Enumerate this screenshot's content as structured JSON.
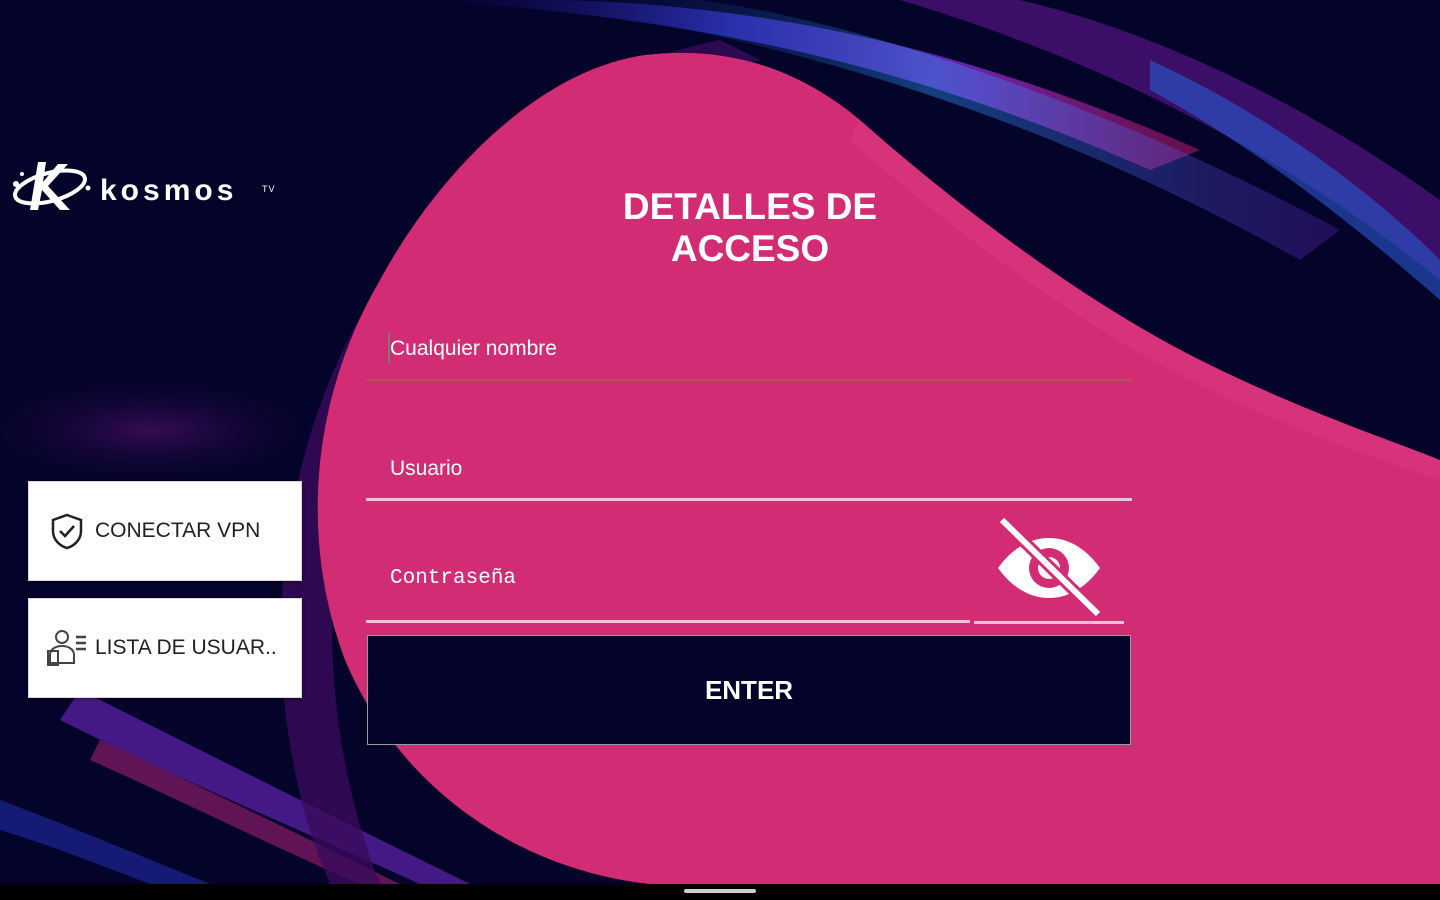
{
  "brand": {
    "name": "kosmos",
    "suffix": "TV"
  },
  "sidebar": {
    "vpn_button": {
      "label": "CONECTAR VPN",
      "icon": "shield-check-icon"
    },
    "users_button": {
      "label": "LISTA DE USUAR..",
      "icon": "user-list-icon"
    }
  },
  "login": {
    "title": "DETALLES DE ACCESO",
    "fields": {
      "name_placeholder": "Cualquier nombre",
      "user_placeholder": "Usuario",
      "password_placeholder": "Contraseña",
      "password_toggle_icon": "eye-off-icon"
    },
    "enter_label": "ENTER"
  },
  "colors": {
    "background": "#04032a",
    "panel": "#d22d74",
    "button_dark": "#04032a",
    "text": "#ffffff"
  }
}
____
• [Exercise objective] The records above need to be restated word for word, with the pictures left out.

• [Solution]
Enumerate this screenshot's content as structured JSON.
{
  "brand": {
    "name": "kosmos",
    "suffix": "TV"
  },
  "sidebar": {
    "vpn_button": {
      "label": "CONECTAR VPN",
      "icon": "shield-check-icon"
    },
    "users_button": {
      "label": "LISTA DE USUAR..",
      "icon": "user-list-icon"
    }
  },
  "login": {
    "title": "DETALLES DE ACCESO",
    "fields": {
      "name_placeholder": "Cualquier nombre",
      "user_placeholder": "Usuario",
      "password_placeholder": "Contraseña",
      "password_toggle_icon": "eye-off-icon"
    },
    "enter_label": "ENTER"
  },
  "colors": {
    "background": "#04032a",
    "panel": "#d22d74",
    "button_dark": "#04032a",
    "text": "#ffffff"
  }
}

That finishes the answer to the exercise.